In the decision, the Supreme Court states:

“A patent may be granted to the invention of a product, a process and a process to produce a product. The scope of the patent of a product claim should cover all the products which have the same structure, physical properties, etc. as those of the claimed product. PBP claim defines an invention of a product itself, though the product is defined by a process to obtain it. Therefore, the scope of the PBP claims should be interpreted in the same way as for the other claims relating to a product, namely to cover products which have same structure, physical properties, etc. as those of the claimed product, irrelevant to the process to obtain it.”

That is, the Supreme Court clearly showed a criterion that the scope of the PBP claims should always be interpreted based on the “Product-based-interpretation”.

On the other hand, it is necessary that the structure, physical properties, etc. of the claimed product should be clearly read from the claims. Otherwise, a third party cannot properly judge the scope of the claimed invention and thus they may suffer unpredictable prejudice. If it is difficult or impossible for the skilled person to understand the scope of the claimed product, such a claim should be regarded as unclear. In this regard, when a product is defined by the process to obtain it, it is usually difficult for the skilled person to understand what structure, physical properties, etc. the claimed product has.

Consequently, the Supreme Court ruled:

“A claim defined by the process to obtain it (a PBP claim) is in principle unclear because it is usually difficult for the skilled person to understand what structure, physical properties, etc. the claimed product has. Therefore, PBP claims will be rejected since they are not clear. However, there is a case where it is impossible or unrealistic to define the product itself without using the process to obtain it at the time of application. In such a case, defining the product by the process to obtain it should be admitted, i.e. the requirements of clarity should be regarded as met.”

Given the sentences of the Supreme Court, the decision of the IPHC Grand Panel is not appropriate as it mentions that the PBP claims can be interpreted by “Process-based-interpretation” under certain circumstances. Therefore, the case has been sentenced to be sent back to the IPHC for further examination. Based on the Supreme Court decision, it will be re-examined whether the product manufactured by Kyowa has the same structure, physical properties, etc. as those of TEVA’s patent in the IPHC. If it is concluded that the product produced by Kyowa is the same as the TEVA’s claimed product, the IPHC will conclude that Kyowa infringes TEVA’s patent.

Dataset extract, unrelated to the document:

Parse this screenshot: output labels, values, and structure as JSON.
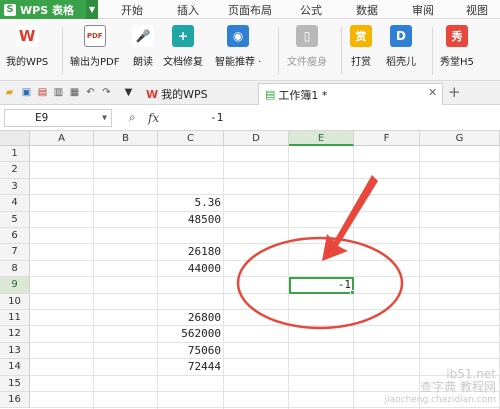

On the other hand, the clarity of TEVA’s patent will be an issue. In the previous IPHC’s decision, the Grand Panel stated that it cannot be said that it was impossible or unrealistic to define the product itself without using the process to obtain it, at the time of application. Therefore, if TEVA cannot prove that it was impossible or unrealistic to define the product without using the process to obtain it at the time of application, this patent may be revoked due to lack of clarity.

Conclusion

Following this Supreme Court decision, the Japan Patent Office (JPO) has started to revise the Guidelines for the patent and utility model examination. In order for the PBP claims to be kept in the examination procedure, the JPO examiner will, in principle, raise an objection for clarity and the applicant will need to prove that it was impossible or unrealistic to define the product itself without using the process to obtain it at the time of application.

The JPO announced that the Examination under the new Guideline starts from October 2015. Until then, the examiner will issue an office action for all the applications, including PBP claims, in order for the applicant to have an opportunity to amend claims or to argue the validity of using PBP claims.

Due to the Supreme Court decision, using PBP claims will be more difficult in the future. Now, in order for the PBP claims to be maintained, it is necessary for the applicant to prove that it was impossible or unrealistic to define the product itself without using the process to obtain it at the time of application.

This article originally appeared in Patent Lawyer Magazine, published in November 2015. Click here to read the full article.